TASK TO CARRY OUT: Find the lines holding the string "What" in the data, then copy all of them.

ENTRIES PROVIDED:
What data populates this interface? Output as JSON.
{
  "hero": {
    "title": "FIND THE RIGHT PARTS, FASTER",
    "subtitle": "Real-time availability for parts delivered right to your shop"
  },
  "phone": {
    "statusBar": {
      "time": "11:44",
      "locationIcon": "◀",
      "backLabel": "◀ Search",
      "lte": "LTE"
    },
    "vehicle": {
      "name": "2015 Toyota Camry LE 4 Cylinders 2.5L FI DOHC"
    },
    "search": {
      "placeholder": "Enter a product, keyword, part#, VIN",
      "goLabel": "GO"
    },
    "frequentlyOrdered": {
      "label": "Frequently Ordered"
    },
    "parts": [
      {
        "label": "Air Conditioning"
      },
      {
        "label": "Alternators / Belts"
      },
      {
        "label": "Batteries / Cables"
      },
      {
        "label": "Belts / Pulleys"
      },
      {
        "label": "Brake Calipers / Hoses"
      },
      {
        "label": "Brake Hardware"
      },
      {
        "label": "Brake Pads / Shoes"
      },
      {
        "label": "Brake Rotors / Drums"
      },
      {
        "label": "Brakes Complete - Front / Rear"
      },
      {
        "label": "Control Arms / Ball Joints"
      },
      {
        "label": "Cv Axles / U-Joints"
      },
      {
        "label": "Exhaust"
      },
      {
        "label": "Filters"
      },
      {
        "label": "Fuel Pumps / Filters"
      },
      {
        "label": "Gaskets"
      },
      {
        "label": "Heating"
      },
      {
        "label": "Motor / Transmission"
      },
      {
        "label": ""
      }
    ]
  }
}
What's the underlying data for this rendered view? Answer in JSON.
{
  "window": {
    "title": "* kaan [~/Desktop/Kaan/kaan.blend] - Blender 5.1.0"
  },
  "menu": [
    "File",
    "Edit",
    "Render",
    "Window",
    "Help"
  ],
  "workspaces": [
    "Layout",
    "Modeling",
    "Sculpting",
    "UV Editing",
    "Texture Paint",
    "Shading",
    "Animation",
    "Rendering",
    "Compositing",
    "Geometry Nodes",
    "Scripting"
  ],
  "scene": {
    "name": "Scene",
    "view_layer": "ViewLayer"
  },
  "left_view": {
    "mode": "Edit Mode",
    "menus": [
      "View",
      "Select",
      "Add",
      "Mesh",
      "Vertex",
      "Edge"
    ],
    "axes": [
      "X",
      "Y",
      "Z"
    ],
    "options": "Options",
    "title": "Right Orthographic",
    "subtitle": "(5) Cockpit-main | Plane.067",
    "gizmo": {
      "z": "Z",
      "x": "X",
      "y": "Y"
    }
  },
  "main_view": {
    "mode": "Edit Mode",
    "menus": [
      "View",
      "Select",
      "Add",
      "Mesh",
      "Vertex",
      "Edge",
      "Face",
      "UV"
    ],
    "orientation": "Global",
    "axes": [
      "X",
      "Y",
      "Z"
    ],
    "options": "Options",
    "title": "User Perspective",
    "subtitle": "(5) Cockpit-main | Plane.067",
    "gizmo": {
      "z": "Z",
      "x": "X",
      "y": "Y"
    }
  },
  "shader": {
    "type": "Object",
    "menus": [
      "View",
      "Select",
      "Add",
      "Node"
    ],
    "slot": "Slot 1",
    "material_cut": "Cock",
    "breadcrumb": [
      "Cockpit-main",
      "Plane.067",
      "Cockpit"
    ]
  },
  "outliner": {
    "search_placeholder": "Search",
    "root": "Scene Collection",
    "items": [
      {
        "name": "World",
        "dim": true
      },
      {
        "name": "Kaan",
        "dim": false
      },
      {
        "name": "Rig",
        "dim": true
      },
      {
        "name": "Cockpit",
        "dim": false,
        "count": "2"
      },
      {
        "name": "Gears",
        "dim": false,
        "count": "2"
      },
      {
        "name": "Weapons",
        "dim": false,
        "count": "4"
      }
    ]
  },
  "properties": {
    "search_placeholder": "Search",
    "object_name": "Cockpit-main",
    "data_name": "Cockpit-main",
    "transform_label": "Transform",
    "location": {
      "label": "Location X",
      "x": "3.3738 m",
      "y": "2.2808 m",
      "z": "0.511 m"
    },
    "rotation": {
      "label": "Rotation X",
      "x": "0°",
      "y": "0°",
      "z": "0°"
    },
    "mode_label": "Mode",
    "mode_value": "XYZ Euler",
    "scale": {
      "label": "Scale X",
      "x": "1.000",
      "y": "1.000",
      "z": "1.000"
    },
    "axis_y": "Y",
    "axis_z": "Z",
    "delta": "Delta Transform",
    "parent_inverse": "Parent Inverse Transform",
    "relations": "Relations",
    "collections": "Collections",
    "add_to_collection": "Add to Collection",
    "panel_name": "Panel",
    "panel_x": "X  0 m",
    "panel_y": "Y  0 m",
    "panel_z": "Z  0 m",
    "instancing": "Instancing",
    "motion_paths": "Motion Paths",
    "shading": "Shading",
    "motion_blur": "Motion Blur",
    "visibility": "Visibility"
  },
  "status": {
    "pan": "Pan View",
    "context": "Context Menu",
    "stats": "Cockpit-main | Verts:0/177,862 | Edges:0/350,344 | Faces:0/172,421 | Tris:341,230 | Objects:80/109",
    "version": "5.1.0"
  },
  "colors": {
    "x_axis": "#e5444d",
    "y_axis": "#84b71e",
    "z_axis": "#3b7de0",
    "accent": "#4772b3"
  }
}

RESULT OF THIS TASK:
What data populates this interface? Output as JSON.
What's the underlying data for this rendered view? Answer in JSON.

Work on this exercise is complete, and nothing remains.